The industrial revolution of the 19th century led Germany within a short period to a complete transformation of the life and work and a previously unknown population growth. The shortcoming of the boom was depletion of ecological resources, especially in the urban centers. An acute water crisis took place in the Ruhr river basin in the late 19th century. Due to the extreme pollution of water by mines, water plants and heavy industry, the river was no longer capable to supply the region with sufficient water.
In July 1913, a few kilometers south of Soest, in the presence of the German Emperor, the most enormous water storage facility in Europe was inaugurated, Mohne Reservoir. With a storage capacity of about 130 million cubic meters of water and a storage area of 10 square kilometers, this "gigantic construction" had a greater capacity than all 20 dams that had been built up to this point in the catchment area of Ruhr and Wupper.
The Mohne Reservoir founded in 1913, also serves the recreational and biological diversity of Germany.

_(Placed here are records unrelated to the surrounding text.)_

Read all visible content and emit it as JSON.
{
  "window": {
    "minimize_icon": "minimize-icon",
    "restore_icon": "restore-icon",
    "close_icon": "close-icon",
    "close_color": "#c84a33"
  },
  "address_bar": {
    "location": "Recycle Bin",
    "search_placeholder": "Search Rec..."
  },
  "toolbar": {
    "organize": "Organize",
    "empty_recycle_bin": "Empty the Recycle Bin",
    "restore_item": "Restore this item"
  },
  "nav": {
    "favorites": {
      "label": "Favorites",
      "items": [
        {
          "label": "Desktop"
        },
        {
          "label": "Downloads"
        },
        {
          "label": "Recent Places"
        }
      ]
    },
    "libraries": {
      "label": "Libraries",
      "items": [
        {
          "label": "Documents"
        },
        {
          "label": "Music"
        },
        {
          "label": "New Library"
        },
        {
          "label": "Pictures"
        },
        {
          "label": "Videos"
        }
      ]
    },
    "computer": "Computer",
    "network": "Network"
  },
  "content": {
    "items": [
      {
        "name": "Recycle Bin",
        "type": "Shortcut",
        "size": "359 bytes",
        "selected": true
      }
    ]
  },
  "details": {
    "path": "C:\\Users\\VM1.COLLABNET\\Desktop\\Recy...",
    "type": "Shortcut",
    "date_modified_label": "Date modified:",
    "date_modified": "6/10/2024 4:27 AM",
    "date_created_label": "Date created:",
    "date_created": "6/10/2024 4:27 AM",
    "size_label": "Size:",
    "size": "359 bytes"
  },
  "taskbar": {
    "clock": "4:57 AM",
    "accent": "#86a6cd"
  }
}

The dam is now a major transit and wintering area for waterfowl birds in North Rhine-Westphalia.